WHAT YOU SHOULD DO |
Within the records that follow, find every line containing the string "handle". Copy those lines.

===== WORKING DATA

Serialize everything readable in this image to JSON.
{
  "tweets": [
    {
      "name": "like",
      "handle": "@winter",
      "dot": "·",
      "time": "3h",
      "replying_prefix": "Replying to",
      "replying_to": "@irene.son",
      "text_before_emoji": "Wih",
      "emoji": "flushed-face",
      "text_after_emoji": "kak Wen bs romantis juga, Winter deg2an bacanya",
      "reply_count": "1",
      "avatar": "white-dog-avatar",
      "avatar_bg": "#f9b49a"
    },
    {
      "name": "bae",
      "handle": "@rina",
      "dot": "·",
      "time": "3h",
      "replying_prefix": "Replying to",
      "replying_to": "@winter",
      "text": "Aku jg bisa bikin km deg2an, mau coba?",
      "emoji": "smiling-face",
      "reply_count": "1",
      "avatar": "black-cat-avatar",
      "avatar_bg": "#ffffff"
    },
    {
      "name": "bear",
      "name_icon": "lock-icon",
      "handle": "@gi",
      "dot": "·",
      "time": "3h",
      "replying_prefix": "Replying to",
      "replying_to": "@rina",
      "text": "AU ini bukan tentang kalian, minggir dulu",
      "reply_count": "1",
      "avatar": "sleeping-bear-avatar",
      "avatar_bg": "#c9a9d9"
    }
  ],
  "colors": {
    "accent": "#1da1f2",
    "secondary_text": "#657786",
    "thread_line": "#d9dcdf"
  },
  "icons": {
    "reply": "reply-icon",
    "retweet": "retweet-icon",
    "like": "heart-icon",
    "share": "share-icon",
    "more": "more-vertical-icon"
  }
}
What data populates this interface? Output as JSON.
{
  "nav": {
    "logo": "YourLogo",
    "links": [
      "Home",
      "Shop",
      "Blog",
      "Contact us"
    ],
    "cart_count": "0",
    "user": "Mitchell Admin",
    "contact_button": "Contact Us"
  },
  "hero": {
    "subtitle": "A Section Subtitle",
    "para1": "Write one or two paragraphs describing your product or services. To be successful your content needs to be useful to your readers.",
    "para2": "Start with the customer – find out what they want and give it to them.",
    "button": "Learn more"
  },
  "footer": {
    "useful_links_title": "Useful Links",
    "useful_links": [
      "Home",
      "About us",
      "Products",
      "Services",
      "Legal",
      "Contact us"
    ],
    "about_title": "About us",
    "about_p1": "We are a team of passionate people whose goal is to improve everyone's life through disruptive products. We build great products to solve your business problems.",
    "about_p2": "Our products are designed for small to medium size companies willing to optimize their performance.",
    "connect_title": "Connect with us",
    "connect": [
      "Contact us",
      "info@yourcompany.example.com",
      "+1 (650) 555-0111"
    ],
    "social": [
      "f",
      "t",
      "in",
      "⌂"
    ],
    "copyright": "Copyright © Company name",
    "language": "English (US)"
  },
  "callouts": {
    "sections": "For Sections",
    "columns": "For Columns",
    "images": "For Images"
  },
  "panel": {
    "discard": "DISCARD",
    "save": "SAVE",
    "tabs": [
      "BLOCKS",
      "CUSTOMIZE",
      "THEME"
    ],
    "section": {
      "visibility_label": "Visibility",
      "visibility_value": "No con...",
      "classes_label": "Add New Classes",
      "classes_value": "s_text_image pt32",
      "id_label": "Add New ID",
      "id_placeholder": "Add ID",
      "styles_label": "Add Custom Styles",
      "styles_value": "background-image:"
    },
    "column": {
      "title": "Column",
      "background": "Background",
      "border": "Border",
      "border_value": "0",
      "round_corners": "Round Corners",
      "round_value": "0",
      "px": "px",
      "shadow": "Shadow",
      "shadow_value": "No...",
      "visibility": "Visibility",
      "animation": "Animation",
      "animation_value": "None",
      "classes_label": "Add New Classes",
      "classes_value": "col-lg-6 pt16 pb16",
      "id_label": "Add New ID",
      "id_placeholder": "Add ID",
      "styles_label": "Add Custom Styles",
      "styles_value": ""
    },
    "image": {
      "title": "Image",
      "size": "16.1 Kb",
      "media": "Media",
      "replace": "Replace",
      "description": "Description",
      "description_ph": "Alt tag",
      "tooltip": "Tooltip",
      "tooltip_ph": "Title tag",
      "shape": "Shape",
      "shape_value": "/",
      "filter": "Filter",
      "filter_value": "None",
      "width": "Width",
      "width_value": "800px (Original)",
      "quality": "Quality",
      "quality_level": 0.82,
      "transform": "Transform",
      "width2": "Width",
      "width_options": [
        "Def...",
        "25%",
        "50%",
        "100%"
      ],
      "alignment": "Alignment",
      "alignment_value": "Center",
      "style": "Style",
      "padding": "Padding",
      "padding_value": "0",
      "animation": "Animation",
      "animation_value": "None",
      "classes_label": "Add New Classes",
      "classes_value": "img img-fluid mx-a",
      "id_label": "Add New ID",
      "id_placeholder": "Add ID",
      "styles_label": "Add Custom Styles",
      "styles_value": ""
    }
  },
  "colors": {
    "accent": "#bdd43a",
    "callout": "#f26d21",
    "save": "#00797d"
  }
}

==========

ANSWER SECTION |
      "handle": "@winter",
      "handle": "@rina",
      "handle": "@gi",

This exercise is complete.